You are certainly not the first to have noticed that I tend to wear a nearly identical expression in the majority of pictures. This in fact seems to be a phenomenon of national (if not international) interest. Most recently my mother and my brother have pestered me about it -- "Come on, Katie, give us 'the face'!" -- in a bout of photo-taking meant to commemorate my brother having reached a much greater height than I.
It was also noted by one Dr. William Guinee, a professor of anthropology at Westminster College. My professor of anthropology, in fact. At the beginning of the semester he admitted to the class that he was incapable of remembering the names of his students, and in an attempt to faciliate the name-learning process he broke out his digital camera and made us all sit for pictures. He then made himself a poster which he has hanging in his office with the names and images of all of his students. It seems to have helped. My picture, of course, ended up looking just like every other picture ever taken of me. As a result, I am the only student who stood out on his poster. He therefore learned my name first, even though after that first class I didn't return for two weeks.
I am frequently complimented on my drivers' license photo as well as my school ID card because those pictures, too, feature the half-turned head and raised eyebrows we have all come to be so familiar with. Even after a car accident, the police officer that was looking at my license took the time to say "This is the best license picture I've ever seen. What on earth were you doing?"
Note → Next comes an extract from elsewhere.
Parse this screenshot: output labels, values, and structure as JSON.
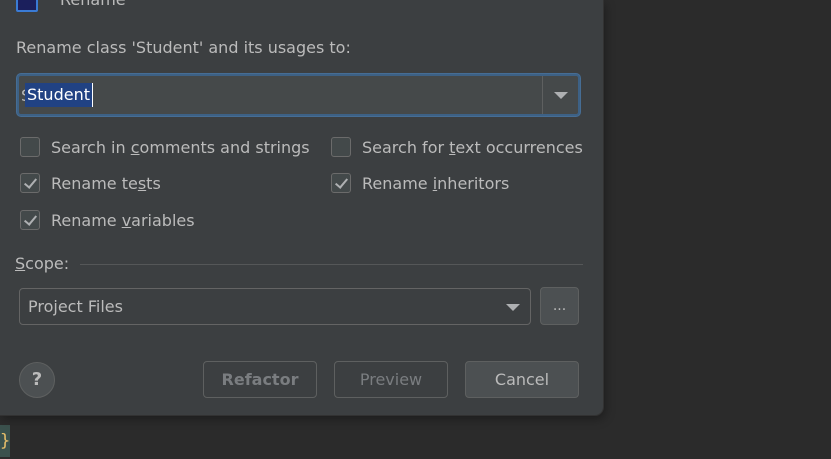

You see, when people say "Hey, I'm going to take a picture of you," I am wracked with nervous energy. It seems to manifest itself through my eyebrows. Please don't ask for any further explanation, as that is not something I am able to provide.
In spite of years of comments regarding my photos, there has yet to have been created a webpage dedicated to studying or admiring, or even simply noting, it. It should be mentioned before I end this message that not all eyebrow-observations have been positive. One such incident is that of Lish. Lish sure hates me, and according to Lish, it is entirely due to my predictable appearance in all of my photos. I did not intend harm, Lish.
This is probably thorough enough for the time being. Have a lovely afternoon, Mitch Harding.
I have scoured my archives, and these are the best possible candidates of me using "The Expression". I may indeed be using it in these photos (although not in deliberate imitation of Katie). However, the frequency of my use of "The Expression" is far less, as can be seen by perusing my full photo gallery. (Hey hey -- thumbnails can still be clicked on)
As you can see, despite my extensive collection of photographs, very few can be found that closely resemble "The Expression". I will leave it up to the viewer to decide if I actually make use of it in any of the above photographs. Interestingly, I have many photographs in which I use my eyebrows similarly, or cock my head similarly, or position my eyes similarly, or smile similarly...but Katie combines all of those things (and probably other, more subtle actions) to produce her patented look. This is a phenomenon I have not seen before, not that I can remember anyway. It is fascinating.
Will Katie ever "outgrow" her look? In twenty years, will she still use "The Expression"? Does she use it a lot outside of photographs? Will her children someday use it? Will friends pay homage to her by using it?